Firstly the word goes out to Mr Uli Schaaf at DaimlerChrysler: “….All I know is that water contamination costs us and the industry a lot of money and nobody is ever responsible!
Perhaps the chemical industry can come up with a Litmus type of test that can easily be done by anyone, including the drivers at the pump….”
Anyone who works with diesel fuel, stored or otherwise, knows that water comes with the territory. Water can cause problems all year round, but when the weather turns colder, you can get new problems and also amplifications of other issues.When drivers call in at the start of their trips reporting loss of power, excessive white exhaust smoke and engine misfiring combined with erratic idling, you know it will be a bad day.
Anyone who has experienced water contamination in diesel fuel supply tanks knows this can cost anywhere upwards of R15 000 per engine in damage to fuel injection systems – and then add to that figure for the day or two off the road in lost production. If the water has been able to by-pass the water trap separator on a Cummins N14 engine, the damage to fuel injection systems will cost in the region of R30 000 and more. If you need to protect your fleet against slimy Humbugs, engine misfires and disastrous downtime, then you need to look at an issue that normally only receives attention when it is too late – water in diesel fuel
The good news is that Fleet Owners can be much more proactive by installing the Rigana Water Spy unit, which detects free water in fuel, alerts driver by light and warning buzzer. The water is separated and dispersed via a spring loaded release cap. The water in fuel also favours the growth of Humbugs – yes there is such a term – that shortens filter life. Don’t be a victim – fight the slimy Humbug urges Rigana Manufacturing’s Len Brown.
Beyond the issues of darkened fuel and microbes, there are performance indicators that can speak clearly to water problems. When the engine tries to inject water with the fuel, you will erratic idling and performance, or the engine may cut out momentarily, especially during acceleration. Any pressure indicators will show a varying of pressure in the common rail system if you have one of those. Not only this, but you’ll get either black or white smoke during engine operation. All of these are reliable symptoms of water in diesel fuel.Diesel fuel acts as lubricant for injector pumps and injectors and the presence of water causes rust and seizures. Electronically managed engines experience spring breakage inside the injectors. What stares at you through all of this is the replacement of injectors, fuel pipes, fuel pumps and trucks limping home on reduced power. The effects of poor combustion will also lead to burning of pistons and rings. The multiplying effect of water contamination in a fleet of diesel powered vehicles is horrific. It can, in fact, bring a business to a smoky halt. Whether the fleet is young or old, the fact remains that this type of damage is not warrantable. You are on your own with the consequences.
Newer Diesel Engines Have More Water Problems than Older Ones.

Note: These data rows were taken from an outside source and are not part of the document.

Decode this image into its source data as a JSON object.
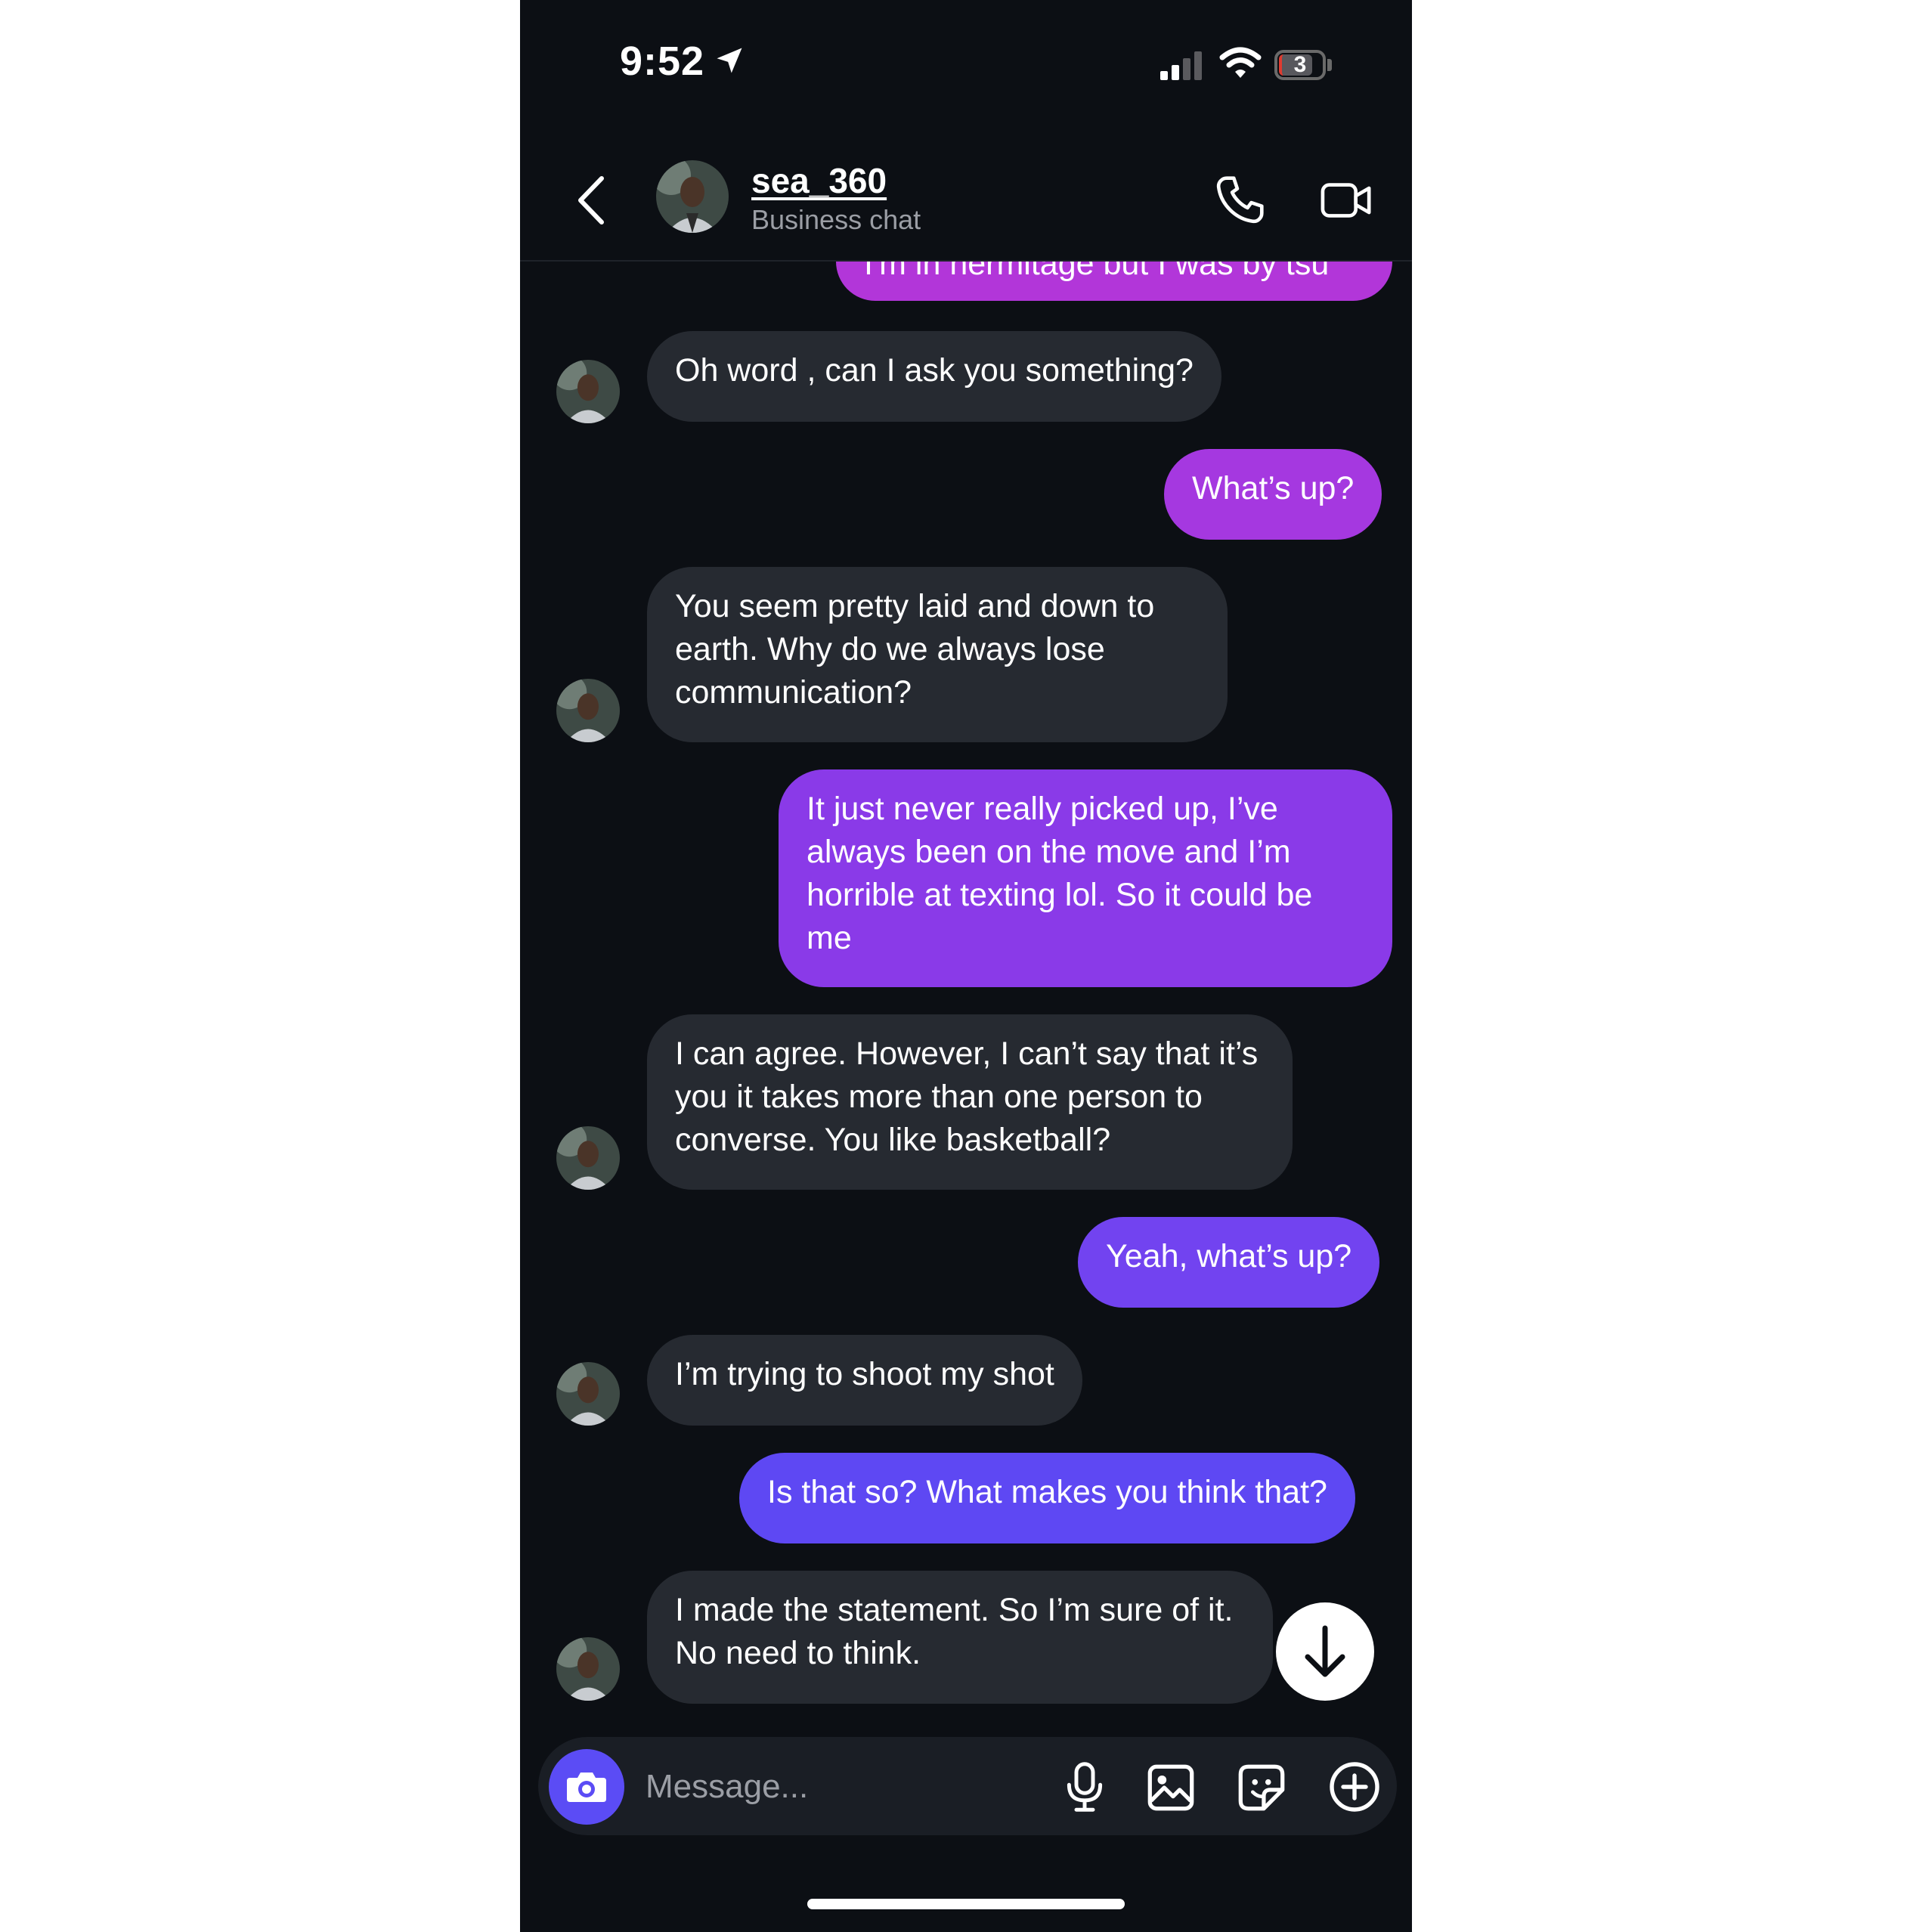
{
  "status_bar": {
    "time": "9:52",
    "battery": "3"
  },
  "header": {
    "name": "sea_360",
    "subtitle": "Business chat"
  },
  "messages": [
    {
      "side": "sent",
      "text": "I'm in hermitage but I was by tsu"
    },
    {
      "side": "received",
      "text": "Oh word , can I ask you something?"
    },
    {
      "side": "sent",
      "text": "What’s up?"
    },
    {
      "side": "received",
      "text": "You seem pretty laid and down to earth. Why do we always lose communication?"
    },
    {
      "side": "sent",
      "text": "It just never really picked up, I’ve always been on the move and I’m horrible at texting lol. So it could be me"
    },
    {
      "side": "received",
      "text": "I can agree. However, I can’t say that it’s you it takes more than one person to converse. You like basketball?"
    },
    {
      "side": "sent",
      "text": "Yeah, what’s up?"
    },
    {
      "side": "received",
      "text": "I’m trying to shoot my shot"
    },
    {
      "side": "sent",
      "text": "Is that so? What makes you think that?"
    },
    {
      "side": "received",
      "text": "I made the statement. So I’m sure of it. No need to think."
    }
  ],
  "composer": {
    "placeholder": "Message..."
  },
  "colors": {
    "background": "#0c0f14",
    "received_bubble": "#262a31",
    "sent_gradient_top": "#c43bd6",
    "sent_gradient_bottom": "#5b4cf5",
    "camera_button": "#5b4cf5"
  },
  "icons": [
    "location-arrow-icon",
    "signal-icon",
    "wifi-icon",
    "battery-icon",
    "back-chevron-icon",
    "phone-icon",
    "video-camera-icon",
    "arrow-down-icon",
    "camera-icon",
    "microphone-icon",
    "gallery-icon",
    "sticker-icon",
    "plus-circle-icon"
  ]
}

Many newer diesel engines utilize common rail injector systems. A poor description of such a system would be that the diesel fuel is cycled through a rail system that fits over top of the pistons, with the injectors hooked into the rail. A computer controls which injectors fire at what time, for how long, and how much fuel they’re injecting. Common rail injection systems operate at very high pressures. If you get a little bit of water in them, it can cause big problems, not the least of which are blown injectors.